literature on post-conflict societies. This may partly be because it is now fashionable for scholars to engage in largely intractable moral and philosophical debates about justice versus peace, or peace versus justice, understood in the narrow sense of truth commissions versus individual criminal

In: African Journal of Legal Studies

regimes, in comparison to the needs of the international community? How effective are the new institu- tions like the Yugoslav Tribunal and the International Criminal Court? They want to move from peace to justice, but peace versus justice is often the prob- lem (Zartman and Kremenyuk 2005) and there is

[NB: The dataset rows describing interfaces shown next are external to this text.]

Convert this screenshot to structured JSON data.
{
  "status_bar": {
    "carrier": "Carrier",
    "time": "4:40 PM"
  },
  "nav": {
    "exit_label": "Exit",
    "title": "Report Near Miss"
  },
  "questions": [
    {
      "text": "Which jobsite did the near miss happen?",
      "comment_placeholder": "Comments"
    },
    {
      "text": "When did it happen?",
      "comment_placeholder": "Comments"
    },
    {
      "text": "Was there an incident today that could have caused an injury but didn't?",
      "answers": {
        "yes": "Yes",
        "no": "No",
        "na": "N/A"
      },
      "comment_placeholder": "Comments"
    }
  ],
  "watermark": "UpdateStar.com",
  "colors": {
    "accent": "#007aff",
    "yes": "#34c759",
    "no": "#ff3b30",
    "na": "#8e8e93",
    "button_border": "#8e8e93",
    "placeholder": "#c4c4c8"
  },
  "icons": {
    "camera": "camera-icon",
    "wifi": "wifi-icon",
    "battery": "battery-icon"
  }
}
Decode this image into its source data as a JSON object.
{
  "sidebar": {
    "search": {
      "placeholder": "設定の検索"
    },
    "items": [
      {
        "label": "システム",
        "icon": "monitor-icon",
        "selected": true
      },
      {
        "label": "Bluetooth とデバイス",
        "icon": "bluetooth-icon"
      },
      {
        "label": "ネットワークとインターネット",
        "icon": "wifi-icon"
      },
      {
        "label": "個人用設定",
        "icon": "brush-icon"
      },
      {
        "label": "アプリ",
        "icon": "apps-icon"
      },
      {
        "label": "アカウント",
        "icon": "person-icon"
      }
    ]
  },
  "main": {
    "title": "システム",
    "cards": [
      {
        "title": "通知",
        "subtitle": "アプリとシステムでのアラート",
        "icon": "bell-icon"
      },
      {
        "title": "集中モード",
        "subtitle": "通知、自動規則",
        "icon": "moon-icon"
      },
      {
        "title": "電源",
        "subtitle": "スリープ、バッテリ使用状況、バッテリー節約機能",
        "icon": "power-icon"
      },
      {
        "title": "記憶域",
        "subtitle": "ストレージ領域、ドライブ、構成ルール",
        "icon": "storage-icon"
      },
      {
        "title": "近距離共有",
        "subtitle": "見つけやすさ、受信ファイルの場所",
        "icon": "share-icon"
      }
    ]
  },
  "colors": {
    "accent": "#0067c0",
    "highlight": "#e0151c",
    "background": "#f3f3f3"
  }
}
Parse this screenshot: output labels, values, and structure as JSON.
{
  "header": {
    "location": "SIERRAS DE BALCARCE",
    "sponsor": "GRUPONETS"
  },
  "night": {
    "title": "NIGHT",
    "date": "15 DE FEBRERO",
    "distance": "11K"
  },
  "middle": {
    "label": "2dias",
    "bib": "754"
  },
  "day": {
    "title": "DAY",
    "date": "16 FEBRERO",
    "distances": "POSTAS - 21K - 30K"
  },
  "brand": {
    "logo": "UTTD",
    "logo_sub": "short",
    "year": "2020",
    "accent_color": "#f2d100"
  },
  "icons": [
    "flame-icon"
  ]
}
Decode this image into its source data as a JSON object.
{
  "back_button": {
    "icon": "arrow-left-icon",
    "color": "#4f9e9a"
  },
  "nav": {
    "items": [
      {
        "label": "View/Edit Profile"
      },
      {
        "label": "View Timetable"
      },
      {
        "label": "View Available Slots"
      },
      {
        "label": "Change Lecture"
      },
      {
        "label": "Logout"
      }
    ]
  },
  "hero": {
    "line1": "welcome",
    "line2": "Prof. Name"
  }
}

In: International Negotiation

-Lasrochas (2005) “Th e Congress of Vienna Negotiations.” In: I.W. Zartman and V. Kremenyuk (eds.) Peace versus Justice: Negotiating Backward and Forward- Looking Outcomes. Lanham: Rowman and Littlefield Publishers. Elgavish, D. (1998) Th e Diplomatic Service in the Bible and in Documents from the Ancient Near East

In: International Negotiation

V. Zartman I.W. “Peace versus Justice – and Beyond,” The Sage Handbook of Conflict Resolution 2009 London Sage Publications Albin C. Druckman D. “Equality Matters: Negotiating an End to Civil Wars.” Journal of Conflict Resolution 2012 2 56 155 182

In: International Negotiation

with the protracted conflict in Syria. 4 Indeed, the limited and contested record of the icc continuously underscores that international criminal justice is still struggling with its ultimate goals, a tension capped most vocally in the ‘peace versus justice’ trade-off. 5 Recent debates

In: International Criminal Law Review

case study but to emphasize the need for further research in this matter. Significance of the Issue: Detour in Afghanistan Reconciliation is depicted as the ultimate goal of various negotiation processes. In his book Peace versus Justice: Negotiating Forward- and Backward-Looking Outcomes

In: International Negotiation

. 41, issue 4, 2018, pp. 663–680, p. 665. 30 Nir Eisikovits, ‘Peace Versus Justice in Transitional Settings’, Quinnipiac Law Review , vol. 32, issue 3, 2014, pp. 707–722, p. 713. 31 Christine Bell, ‘Transitional Justice, Interdisciplinarity and the State of the “Field” or “Non-Field”’, The

In: Journal of International Peacekeeping

, paragraph 44. 51  Ibid , paragraph 45. 52 Hurst Hannum, ‘Peace versus Justice: Creating Rights as well as Order out of Chaos’, International Peacekeeping , vol. 13, no. 4, 2006, pp. 582–595. 53  un , hippo Report, paragraph 158. 54 Louise Fréchette, ‘ un Peacekeeping: 20 Years

In: Journal of International Peacekeeping